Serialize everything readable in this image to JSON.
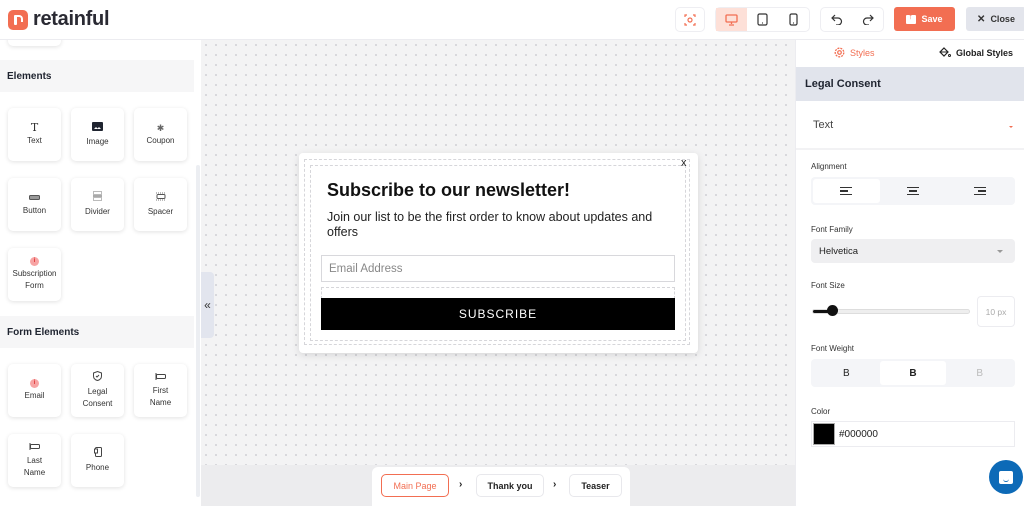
{
  "app": {
    "brand": "retainful"
  },
  "toolbar": {
    "preview_icon": "eye-scan-icon",
    "devices": [
      {
        "name": "desktop",
        "icon": "monitor-icon",
        "active": true
      },
      {
        "name": "tablet",
        "icon": "tablet-icon",
        "active": false
      },
      {
        "name": "mobile",
        "icon": "phone-icon",
        "active": false
      }
    ],
    "undo_icon": "undo-icon",
    "redo_icon": "redo-icon",
    "save_label": "Save",
    "close_label": "Close",
    "accent": "#f26e52"
  },
  "sidebar": {
    "sections": [
      {
        "title": "Elements",
        "items": [
          {
            "label": "Text",
            "icon": "T"
          },
          {
            "label": "Image",
            "icon": "▀"
          },
          {
            "label": "Coupon",
            "icon": "✱"
          },
          {
            "label": "Button",
            "icon": "▭"
          },
          {
            "label": "Divider",
            "icon": "☰"
          },
          {
            "label": "Spacer",
            "icon": "⊟"
          },
          {
            "label": "Subscription Form",
            "icon": "i"
          }
        ]
      },
      {
        "title": "Form Elements",
        "items": [
          {
            "label": "Email",
            "icon": "i"
          },
          {
            "label": "Legal Consent",
            "icon": "⛉"
          },
          {
            "label": "First Name",
            "icon": "⊏"
          },
          {
            "label": "Last Name",
            "icon": "⊏"
          },
          {
            "label": "Phone",
            "icon": "▯"
          }
        ]
      }
    ]
  },
  "canvas": {
    "collapse_label": "«",
    "popup": {
      "close_label": "x",
      "title": "Subscribe to our newsletter!",
      "description": "Join our list to be the first order to know about updates and offers",
      "email_placeholder": "Email Address",
      "button_label": "SUBSCRIBE"
    },
    "pages": [
      {
        "label": "Main Page",
        "active": true
      },
      {
        "label": "Thank you",
        "active": false
      },
      {
        "label": "Teaser",
        "active": false
      }
    ],
    "page_separator": "›"
  },
  "right_panel": {
    "tabs": [
      {
        "label": "Styles",
        "active": true
      },
      {
        "label": "Global Styles",
        "active": false
      }
    ],
    "section_title": "Legal Consent",
    "target_select": "Text",
    "alignment": {
      "label": "Alignment",
      "options": [
        "left",
        "center",
        "right"
      ],
      "selected": "left"
    },
    "font_family": {
      "label": "Font Family",
      "value": "Helvetica"
    },
    "font_size": {
      "label": "Font Size",
      "value": "10 px",
      "slider_fraction": 0.1
    },
    "font_weight": {
      "label": "Font Weight",
      "options": [
        "B",
        "B",
        "B"
      ],
      "selected_index": 1
    },
    "color": {
      "label": "Color",
      "value": "#000000"
    }
  }
}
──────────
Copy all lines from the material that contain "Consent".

Reply to the task ::
            "label": "Legal Consent",
    "section_title": "Legal Consent",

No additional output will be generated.